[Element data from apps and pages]
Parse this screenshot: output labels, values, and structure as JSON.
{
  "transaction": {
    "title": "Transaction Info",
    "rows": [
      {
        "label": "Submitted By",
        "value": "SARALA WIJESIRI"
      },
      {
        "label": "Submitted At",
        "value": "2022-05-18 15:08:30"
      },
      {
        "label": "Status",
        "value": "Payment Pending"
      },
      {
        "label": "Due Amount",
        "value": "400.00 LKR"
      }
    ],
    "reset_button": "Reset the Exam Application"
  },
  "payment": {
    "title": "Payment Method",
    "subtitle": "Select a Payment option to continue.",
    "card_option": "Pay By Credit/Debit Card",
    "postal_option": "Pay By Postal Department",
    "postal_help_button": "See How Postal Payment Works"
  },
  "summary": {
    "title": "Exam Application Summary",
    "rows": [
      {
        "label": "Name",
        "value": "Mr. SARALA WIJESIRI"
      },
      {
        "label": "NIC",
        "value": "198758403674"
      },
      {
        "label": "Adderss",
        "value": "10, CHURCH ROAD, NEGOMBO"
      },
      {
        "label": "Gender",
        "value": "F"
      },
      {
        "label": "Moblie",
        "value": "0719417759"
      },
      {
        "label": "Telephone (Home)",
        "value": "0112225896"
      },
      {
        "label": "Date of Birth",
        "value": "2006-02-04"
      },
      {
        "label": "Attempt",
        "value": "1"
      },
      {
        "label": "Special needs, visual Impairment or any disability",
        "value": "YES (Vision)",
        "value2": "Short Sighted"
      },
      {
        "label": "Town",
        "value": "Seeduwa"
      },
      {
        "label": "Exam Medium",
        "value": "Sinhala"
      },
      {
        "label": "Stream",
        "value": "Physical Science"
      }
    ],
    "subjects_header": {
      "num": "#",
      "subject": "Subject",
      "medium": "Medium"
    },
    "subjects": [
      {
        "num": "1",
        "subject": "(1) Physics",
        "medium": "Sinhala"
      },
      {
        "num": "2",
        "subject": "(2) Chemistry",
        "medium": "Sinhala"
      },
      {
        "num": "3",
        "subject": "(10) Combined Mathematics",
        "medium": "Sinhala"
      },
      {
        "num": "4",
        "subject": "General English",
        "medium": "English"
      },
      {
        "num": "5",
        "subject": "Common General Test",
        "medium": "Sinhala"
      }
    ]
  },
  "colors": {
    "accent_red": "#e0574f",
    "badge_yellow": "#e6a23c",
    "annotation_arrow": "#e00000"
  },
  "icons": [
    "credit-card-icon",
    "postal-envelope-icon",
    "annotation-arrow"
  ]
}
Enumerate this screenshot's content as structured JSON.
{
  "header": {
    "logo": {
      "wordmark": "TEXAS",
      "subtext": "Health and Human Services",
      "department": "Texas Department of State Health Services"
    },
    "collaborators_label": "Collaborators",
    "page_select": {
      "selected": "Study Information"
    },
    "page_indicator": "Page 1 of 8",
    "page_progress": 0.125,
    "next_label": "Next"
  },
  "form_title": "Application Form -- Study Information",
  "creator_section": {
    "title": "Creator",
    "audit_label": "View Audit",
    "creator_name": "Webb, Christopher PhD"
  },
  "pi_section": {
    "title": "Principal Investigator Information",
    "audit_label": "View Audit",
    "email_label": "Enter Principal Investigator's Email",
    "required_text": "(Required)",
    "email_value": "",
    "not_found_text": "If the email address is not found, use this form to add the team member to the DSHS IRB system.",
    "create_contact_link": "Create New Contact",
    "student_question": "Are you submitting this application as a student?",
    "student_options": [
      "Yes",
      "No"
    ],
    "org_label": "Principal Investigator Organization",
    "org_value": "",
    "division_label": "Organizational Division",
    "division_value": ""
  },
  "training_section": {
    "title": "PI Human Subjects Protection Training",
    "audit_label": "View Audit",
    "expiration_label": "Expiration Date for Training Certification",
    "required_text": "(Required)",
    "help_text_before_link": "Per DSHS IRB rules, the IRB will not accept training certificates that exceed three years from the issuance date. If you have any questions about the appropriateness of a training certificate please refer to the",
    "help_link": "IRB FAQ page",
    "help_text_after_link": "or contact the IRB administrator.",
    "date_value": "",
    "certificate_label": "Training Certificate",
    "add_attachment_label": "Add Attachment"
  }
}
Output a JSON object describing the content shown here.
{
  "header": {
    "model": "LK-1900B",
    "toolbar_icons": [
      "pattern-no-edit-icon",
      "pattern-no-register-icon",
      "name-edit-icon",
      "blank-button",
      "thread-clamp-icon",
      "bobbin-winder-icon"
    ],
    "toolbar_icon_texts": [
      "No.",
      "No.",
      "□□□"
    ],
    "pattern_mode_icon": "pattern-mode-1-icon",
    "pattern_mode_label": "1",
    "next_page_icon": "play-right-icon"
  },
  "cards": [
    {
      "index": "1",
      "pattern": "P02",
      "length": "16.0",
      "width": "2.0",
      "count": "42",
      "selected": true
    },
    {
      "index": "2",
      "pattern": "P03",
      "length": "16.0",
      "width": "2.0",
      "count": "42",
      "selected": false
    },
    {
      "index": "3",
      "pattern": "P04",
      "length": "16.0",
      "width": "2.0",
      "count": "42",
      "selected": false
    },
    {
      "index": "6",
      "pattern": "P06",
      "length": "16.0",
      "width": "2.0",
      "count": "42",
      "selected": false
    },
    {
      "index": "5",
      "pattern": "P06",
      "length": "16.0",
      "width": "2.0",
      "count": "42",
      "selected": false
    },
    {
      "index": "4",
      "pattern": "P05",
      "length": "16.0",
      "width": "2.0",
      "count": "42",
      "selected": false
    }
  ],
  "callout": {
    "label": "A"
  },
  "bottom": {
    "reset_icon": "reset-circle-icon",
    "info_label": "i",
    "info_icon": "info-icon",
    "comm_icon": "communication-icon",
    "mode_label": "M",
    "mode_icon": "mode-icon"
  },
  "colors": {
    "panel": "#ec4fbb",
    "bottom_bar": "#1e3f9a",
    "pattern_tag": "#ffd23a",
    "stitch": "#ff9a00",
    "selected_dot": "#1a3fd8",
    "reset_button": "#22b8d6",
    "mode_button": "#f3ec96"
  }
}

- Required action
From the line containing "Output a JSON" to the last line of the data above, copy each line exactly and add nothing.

- Your solution
Output a JSON object describing the content shown here.
{
  "header": {
    "model": "LK-1900B",
    "toolbar_icons": [
      "pattern-no-edit-icon",
      "pattern-no-register-icon",
      "name-edit-icon",
      "blank-button",
      "thread-clamp-icon",
      "bobbin-winder-icon"
    ],
    "toolbar_icon_texts": [
      "No.",
      "No.",
      "□□□"
    ],
    "pattern_mode_icon": "pattern-mode-1-icon",
    "pattern_mode_label": "1",
    "next_page_icon": "play-right-icon"
  },
  "cards": [
    {
      "index": "1",
      "pattern": "P02",
      "length": "16.0",
      "width": "2.0",
      "count": "42",
      "selected": true
    },
    {
      "index": "2",
      "pattern": "P03",
      "length": "16.0",
      "width": "2.0",
      "count": "42",
      "selected": false
    },
    {
      "index": "3",
      "pattern": "P04",
      "length": "16.0",
      "width": "2.0",
      "count": "42",
      "selected": false
    },
    {
      "index": "6",
      "pattern": "P06",
      "length": "16.0",
      "width": "2.0",
      "count": "42",
      "selected": false
    },
    {
      "index": "5",
      "pattern": "P06",
      "length": "16.0",
      "width": "2.0",
      "count": "42",
      "selected": false
    },
    {
      "index": "4",
      "pattern": "P05",
      "length": "16.0",
      "width": "2.0",
      "count": "42",
      "selected": false
    }
  ],
  "callout": {
    "label": "A"
  },
  "bottom": {
    "reset_icon": "reset-circle-icon",
    "info_label": "i",
    "info_icon": "info-icon",
    "comm_icon": "communication-icon",
    "mode_label": "M",
    "mode_icon": "mode-icon"
  },
  "colors": {
    "panel": "#ec4fbb",
    "bottom_bar": "#1e3f9a",
    "pattern_tag": "#ffd23a",
    "stitch": "#ff9a00",
    "selected_dot": "#1a3fd8",
    "reset_button": "#22b8d6",
    "mode_button": "#f3ec96"
  }
}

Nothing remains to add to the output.